With an increased focus on ensuring building safety, many landlords are now looking to decommission refuse chutes, improving neighbourhood quality and recycling rates through the implementation of more effective and sustainable waste management solutions.

Among the chief concerns with bin chutes are the characteristic, undesirable odour of decomposing food, which can constitute a serious health hazard for residents, and increased fire safety risks through poor maintenance and a build-up of combustible materials. In addition, the areas containing bin chutes can encourage anti-social behaviour, such as drug use and improper bulk-waste disposal.

Modern Waste Management Requirements

High-rise construction began to develop quickly in the UK during the postwar era, regarded as a quick solution to the presence of crumbling, unsanitary 19th century buildings that had been degraded during WW2. Refuse chutes, meanwhile, developed concurrently as a means of convenient residential waste disposal.  However, the solution of wall-built waste disposal tunnels suited a time in UK history when households produced significantly less volumes of waste in much lighter loads.

Refuse chute waste room

Modern lifestyles have ultimately contributed greatly to a substantial increase in the household waste volumes and the adoption of larger refuse sacks. As a result, the issue now exists where bin chutes are too small to cope with modern waste requirements, frequently becoming blocked as residents improperly use them. For landlords and contractors, this can be a costly exercise, especially if it becomes a regular occurrence.

With many brands continuing to deliberately market products as disposable, there also exists a tendency for refuse chutes to discourage good recycling practice, as there is simply a lack of incentive for residents to segregate their recycling when it’s far easier to dispose of their waste in one refuse sack. While some modern bin chute systems do enable recycling, retrofitting this technology for older properties is expensive and can still incur the same issues, with their incorporation into new developments likewise a costly expense.

Case Studies

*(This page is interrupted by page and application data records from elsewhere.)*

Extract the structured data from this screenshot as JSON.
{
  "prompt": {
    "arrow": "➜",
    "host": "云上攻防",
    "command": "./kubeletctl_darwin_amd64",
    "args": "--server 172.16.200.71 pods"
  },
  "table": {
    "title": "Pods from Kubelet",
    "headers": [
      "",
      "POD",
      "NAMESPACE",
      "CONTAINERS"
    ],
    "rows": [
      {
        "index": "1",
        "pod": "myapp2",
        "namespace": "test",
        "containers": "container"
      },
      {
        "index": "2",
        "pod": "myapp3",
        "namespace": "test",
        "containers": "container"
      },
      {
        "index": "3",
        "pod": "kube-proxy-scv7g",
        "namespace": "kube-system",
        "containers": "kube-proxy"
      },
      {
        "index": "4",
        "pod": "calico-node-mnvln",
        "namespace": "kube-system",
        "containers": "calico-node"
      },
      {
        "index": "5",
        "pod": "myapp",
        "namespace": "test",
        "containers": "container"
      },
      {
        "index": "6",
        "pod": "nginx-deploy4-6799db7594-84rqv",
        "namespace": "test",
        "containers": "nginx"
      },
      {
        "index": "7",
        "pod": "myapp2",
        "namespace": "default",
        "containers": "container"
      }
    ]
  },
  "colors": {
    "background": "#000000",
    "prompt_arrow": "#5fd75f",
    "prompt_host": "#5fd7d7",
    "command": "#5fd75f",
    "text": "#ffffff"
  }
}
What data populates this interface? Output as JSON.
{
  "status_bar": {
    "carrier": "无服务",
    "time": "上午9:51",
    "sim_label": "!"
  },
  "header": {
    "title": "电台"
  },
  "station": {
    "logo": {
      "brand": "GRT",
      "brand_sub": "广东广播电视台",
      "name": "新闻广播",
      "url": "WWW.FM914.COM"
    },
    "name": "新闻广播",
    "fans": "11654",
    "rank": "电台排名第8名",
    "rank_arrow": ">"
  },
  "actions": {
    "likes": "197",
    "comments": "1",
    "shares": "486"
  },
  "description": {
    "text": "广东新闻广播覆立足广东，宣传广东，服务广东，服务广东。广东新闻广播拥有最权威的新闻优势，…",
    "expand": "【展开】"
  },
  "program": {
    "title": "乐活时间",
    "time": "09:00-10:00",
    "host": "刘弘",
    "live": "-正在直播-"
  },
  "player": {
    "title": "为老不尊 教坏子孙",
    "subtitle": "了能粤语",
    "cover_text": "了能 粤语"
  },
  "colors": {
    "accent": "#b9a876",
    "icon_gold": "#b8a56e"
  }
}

With Greater London the most urbanised area in the UK, much of the capital’s residential population is considered high-density, with high-rise buildings a common feature of the urban landscape. With most ‘tower blocks’ constructed between the 1950s and 70s, refuse chutes remain a common feature of waste management infrastructure in these buildings. However, in response to the Mayor of London’s 2030 target to recycle 65% of London’s municipal waste, recent efforts across the London Boroughs suggests an increased awareness of the benefits of decommissioning bin chutes, particularly in regard to developing cleaner and safer neighbourhoods.

London Borough of Hounslow

London Borough of Hackney

London Borough of Tower Hamlets

Alternative Solutions to Refuse Chutes

Offering a safer, more effective alternative to bin chutes that can be installed in convenient locations close to surrounding buildings, metroSTOR provides a range of bin enclosures that provide secure, future-proof waste storage solutions for use by modern communities, enabling landlords with great opportunities to drive real change and reduce costs within communities for a modest investment.

Secured externally at a safe distance from surrounding buildings, these waste & recycling systems provide distinct advantages over bin chutes, easily accommodating larger refuse sacks; eliminating the risk of chute blockages, and helping to reduce associated fire risks. To help increase recycling rates among residents, clearly-designated bin apertures enable the easy disposal of separated refuse and recycling.